Unstoppable is a tour de force all of its own, allowed to gather speed within a simple and highly effective, no-frills plot. It’s also a truly believable one, helped in part by the story being based on actual events. What’s more electrifying is Scott has turned a hunk of metal into a living, breathing demon, with a terrifying life force of its own, gathering momentum and fury as it approaches the end of the track.

Although Unstoppable is effectively all about the action, Scott still allows time and space for us to really get to know our two heroes, whilst they chase the mechanical brute. Barnes and Colson from different generations learn to compromise like a father and son, revealing their differences and personal issues then resolving them, whilst simultaneously building a rocky friendship that will last a lifetime. It’s a real testosterone-fuelled buddy movie that sees Washington perfectly cast (or rather, the part moulded to him) as the weary old-timer, stubborn in practice, but happy to share his knowledge and wisdom, in contrast with Pine as the impatient ‘youngster’ who thinks he knows best.

In fact Pine is surprisingly appealing as an all-action hero in this as it marks an exciting new tangent in his career that could have been dominated by Captain Kirk in Star Trek, especially after a shocking dabble in romcom with the dreadful Blind Dating last year. Pine has the looks, the bulk and the intelligence to go far in this type of role, so here’s hoping he does more.
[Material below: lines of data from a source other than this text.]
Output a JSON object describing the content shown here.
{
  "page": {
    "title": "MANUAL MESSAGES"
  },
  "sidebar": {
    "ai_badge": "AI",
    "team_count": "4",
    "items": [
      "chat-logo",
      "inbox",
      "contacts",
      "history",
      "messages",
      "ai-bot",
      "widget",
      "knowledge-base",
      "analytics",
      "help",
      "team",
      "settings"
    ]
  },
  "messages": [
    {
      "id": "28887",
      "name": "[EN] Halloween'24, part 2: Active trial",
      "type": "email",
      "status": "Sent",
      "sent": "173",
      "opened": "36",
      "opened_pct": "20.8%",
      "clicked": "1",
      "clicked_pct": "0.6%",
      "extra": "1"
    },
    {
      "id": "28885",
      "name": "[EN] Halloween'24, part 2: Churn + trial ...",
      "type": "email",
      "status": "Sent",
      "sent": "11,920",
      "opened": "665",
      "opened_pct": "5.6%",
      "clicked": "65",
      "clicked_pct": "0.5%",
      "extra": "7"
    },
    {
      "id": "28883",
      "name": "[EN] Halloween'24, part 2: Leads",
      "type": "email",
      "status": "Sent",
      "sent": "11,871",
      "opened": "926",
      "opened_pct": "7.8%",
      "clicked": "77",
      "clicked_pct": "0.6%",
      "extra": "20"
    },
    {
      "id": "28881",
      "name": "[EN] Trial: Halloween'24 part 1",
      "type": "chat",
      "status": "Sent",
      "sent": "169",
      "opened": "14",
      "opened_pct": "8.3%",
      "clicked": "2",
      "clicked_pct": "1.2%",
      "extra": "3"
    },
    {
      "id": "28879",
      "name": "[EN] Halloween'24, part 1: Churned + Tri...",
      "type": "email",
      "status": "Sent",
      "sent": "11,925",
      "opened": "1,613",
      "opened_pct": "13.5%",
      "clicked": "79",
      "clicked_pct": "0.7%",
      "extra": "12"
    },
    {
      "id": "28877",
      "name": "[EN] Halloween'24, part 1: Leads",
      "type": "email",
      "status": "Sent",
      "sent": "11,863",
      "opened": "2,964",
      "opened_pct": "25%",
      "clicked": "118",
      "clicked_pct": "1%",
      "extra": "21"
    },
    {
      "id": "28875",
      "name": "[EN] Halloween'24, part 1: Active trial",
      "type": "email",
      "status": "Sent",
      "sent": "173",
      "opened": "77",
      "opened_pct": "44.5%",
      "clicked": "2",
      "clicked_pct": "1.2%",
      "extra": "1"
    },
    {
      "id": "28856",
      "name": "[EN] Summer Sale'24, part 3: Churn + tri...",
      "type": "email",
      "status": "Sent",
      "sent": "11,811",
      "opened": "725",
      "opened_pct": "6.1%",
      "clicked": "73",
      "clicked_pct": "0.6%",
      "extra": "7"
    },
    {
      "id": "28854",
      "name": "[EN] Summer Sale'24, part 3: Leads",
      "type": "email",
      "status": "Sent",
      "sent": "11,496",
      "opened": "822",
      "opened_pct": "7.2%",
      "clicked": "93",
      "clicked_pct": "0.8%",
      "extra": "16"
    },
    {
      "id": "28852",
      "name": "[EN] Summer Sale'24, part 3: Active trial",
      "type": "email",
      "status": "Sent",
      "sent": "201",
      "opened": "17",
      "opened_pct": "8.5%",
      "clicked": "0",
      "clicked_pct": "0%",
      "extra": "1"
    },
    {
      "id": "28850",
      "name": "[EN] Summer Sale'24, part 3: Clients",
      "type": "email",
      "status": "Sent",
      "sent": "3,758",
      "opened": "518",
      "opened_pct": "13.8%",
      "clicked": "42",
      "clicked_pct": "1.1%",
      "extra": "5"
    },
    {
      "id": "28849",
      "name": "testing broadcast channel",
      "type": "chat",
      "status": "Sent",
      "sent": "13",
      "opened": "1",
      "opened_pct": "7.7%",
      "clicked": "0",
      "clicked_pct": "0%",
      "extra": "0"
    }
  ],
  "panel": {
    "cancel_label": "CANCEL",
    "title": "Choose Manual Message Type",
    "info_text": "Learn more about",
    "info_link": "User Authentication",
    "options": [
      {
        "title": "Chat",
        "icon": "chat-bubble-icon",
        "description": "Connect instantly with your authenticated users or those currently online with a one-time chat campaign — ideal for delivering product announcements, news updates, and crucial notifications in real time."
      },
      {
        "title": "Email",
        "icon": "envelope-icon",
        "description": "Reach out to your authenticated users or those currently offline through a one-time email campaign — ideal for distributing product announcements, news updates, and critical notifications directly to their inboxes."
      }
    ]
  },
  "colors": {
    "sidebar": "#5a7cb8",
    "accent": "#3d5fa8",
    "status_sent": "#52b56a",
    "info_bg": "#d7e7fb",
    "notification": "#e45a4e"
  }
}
And like art imitating life, imitating art, he has the perfect partner to learn from in Washington who literally hands over the controls to him in this film, giving him and the character he plays most of the glory.

The action is on the money, with just the right amount of terror, tragedy and pace to keep things moving along nicely, like a ticking time bomb, but without too much pomp and circumstance that leads to overkill in some action films from the emergency services. Still, Scott just can’t resist putting in a couple of car chases and screeching-tyre moments for good measure.

Unstoppable also manages to just about stay away from the ‘final farewells’ clichés, and even thought you stop to think ‘why didn’t they do that before’, events are actually remarkably realistic, as any developing situation would warrant a change of tactics, if the former didn’t work. What is a bit unbelievable is Barnes’ superhero leaps over carriages as he tries a manual way of slowing the Beast down. But this is Washington who can do no wrong – Pelham aside, so we want to absorb the absurd and go with the flow.

Rosario Dawson is excellent, too, as troubled train controller Connie Hooper, the voice of reason over the radio, battling trying to stop this thing, whilst juggling the idiotic moves made by the corporate suits in the boardroom in this male-dominated world. Naturally, she throws caution to the wind and sticks two fingers up at management to get the job done; it’s a real brains-verses-brawn, war of minds, the type of thing played out in many corporations worldwide, where blue collar verses white collar, so it strikes home for any audience who will relate to either role situation.

Unlike The Taking of Pelham 123, Unstoppable is money well spent, so buy your ticket for a rollercoaster ride with confidence, as this is a Scott film worth paying to see on the biggest screen possible for full effect.

4/5 stars

By L G-K